Now we must make an assumption on the cost of gasoline. Yesterday I bought gasoline at a Costco in Honolulu for $3.999 per gallon. If we pay 47 cents per kilowatt hour, how many miles would we have to go to spend $4.00 on fuel?
The EPA says the Leaf will go 2.94 miles per kilowatt. At 47 cents per kilowatt that equals 47/2.94 or 15.99 cents per mile or 4.0/.1599 or 25 miles per gallon equivalent.
If I happen to fill up at a peak time I use 45*1.2+5 or 59 cents per kilowatt hour. That math looks like this 59/2.94 or 20.06 cents per mile or 4/.201 or 19.9 miles per gallon equivalent. Most economy cars on the road in Hawaii do better than that. The Nissan Altima I am driving is averaging a about 2o.5 miles per gallon.
When an electric car uses oil based electricity it pollutes more than a modern efficient gasoline vehicle. Hawaii would be better off dumping the entire Electric car program. Gasoline cars are cheaper, cleaner burning and they don’t have those nasty Lithium Ion Battery packs.
The EPA and Hawaiian Electric try to make Electric cars sound like a good deal…and the locals here have installed over 200 electric charging stations…buying into the program.
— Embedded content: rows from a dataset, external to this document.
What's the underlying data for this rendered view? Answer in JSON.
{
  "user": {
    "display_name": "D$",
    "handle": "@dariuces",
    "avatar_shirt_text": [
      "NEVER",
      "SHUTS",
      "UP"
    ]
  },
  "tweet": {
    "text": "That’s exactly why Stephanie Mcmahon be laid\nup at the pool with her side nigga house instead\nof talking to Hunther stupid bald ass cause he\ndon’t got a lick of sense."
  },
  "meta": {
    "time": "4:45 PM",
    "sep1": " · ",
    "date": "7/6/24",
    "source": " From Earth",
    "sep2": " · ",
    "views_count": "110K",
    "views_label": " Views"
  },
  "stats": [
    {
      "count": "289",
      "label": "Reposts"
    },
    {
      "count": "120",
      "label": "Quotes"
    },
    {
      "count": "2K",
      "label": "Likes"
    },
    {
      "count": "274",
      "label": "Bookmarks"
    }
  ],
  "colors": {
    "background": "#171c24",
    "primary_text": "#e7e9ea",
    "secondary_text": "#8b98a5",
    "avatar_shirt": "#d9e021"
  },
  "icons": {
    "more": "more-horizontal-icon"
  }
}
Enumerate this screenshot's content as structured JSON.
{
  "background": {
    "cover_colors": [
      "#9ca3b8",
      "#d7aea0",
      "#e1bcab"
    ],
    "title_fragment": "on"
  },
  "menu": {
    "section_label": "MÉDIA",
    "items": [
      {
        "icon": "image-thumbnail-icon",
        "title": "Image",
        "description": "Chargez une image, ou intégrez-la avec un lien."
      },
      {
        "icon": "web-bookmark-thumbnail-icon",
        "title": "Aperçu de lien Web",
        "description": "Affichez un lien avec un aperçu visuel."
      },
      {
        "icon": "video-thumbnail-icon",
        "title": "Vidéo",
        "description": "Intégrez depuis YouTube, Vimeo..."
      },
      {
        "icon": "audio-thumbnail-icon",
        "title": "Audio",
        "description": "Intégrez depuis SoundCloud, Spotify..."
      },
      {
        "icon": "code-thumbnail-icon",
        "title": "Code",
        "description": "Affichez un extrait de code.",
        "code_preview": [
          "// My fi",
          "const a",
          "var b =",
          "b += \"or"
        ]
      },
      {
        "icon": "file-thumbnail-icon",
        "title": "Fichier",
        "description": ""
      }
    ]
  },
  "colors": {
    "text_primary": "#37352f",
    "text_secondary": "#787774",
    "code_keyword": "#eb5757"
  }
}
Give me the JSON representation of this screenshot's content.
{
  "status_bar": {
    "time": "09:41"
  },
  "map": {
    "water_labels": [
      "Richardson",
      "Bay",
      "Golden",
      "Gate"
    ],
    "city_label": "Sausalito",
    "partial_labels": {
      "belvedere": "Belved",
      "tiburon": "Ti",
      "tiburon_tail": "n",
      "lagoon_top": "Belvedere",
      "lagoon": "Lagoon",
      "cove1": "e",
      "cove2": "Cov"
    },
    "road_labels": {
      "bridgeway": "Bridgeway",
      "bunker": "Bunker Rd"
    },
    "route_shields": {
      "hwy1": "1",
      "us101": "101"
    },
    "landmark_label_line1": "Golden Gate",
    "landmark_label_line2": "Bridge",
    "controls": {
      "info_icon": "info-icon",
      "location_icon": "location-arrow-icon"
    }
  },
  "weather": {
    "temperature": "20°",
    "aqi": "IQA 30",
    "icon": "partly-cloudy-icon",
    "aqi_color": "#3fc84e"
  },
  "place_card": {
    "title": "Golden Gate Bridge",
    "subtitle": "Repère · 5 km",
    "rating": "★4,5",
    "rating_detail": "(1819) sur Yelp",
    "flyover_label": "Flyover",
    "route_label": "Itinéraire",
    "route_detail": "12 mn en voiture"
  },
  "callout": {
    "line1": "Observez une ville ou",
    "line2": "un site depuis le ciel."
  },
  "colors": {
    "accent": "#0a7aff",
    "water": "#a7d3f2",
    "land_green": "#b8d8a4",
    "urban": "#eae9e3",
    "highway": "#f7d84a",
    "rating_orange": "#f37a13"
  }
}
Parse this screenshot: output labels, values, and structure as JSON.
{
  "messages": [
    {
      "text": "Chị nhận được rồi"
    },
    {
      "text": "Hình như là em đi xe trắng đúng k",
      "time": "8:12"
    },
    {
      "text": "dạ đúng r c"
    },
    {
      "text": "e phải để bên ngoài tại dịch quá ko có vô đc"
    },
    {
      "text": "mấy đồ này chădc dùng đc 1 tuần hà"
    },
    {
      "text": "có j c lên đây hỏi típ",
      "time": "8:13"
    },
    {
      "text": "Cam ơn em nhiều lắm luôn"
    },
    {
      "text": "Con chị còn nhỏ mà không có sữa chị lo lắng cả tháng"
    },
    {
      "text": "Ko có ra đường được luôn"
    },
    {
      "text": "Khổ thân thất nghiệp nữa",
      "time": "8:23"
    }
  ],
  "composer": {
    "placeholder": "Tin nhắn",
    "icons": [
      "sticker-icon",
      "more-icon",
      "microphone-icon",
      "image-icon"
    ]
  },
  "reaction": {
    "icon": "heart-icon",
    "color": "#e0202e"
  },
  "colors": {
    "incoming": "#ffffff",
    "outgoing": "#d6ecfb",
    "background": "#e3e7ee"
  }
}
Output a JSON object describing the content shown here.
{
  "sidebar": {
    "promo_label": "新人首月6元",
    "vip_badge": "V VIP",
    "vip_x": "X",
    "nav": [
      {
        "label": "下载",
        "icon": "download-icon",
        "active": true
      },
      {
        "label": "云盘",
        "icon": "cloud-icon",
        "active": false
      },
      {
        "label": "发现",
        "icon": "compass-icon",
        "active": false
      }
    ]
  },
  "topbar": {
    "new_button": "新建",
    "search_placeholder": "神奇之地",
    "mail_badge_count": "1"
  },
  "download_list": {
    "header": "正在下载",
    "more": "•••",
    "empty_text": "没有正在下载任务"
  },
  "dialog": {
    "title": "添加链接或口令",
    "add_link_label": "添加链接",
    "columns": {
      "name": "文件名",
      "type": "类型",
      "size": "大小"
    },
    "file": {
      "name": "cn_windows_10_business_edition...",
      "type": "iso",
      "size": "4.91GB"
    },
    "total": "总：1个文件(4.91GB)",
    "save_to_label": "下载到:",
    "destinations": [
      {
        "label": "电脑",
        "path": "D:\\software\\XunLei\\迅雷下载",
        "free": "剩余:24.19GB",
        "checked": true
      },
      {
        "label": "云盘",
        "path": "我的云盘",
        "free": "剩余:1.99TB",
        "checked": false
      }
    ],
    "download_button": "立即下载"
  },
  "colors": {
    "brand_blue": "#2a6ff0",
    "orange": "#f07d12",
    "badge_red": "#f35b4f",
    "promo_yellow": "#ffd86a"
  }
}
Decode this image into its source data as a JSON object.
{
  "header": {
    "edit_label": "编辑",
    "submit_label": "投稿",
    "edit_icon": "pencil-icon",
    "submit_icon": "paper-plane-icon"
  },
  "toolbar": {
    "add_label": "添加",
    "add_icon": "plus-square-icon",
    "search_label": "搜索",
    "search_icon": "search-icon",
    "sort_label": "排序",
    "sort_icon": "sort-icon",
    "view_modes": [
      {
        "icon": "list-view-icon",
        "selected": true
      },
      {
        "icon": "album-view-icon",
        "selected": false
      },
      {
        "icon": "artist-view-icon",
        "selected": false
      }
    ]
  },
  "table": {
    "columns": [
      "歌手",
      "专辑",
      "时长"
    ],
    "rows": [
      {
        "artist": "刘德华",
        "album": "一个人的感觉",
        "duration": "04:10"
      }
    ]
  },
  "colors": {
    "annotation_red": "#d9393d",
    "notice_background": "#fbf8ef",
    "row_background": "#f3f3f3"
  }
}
The EPA could be right in a place with very low electricity prices, but there’s no way this statement by Hawaiian Electric is true
Switching to electric vehicles will use substantially less oil at lower cost to reach the same level of mobility, even if oil is used in the production of electricity.
Come on guys, tell the truth…we can take it.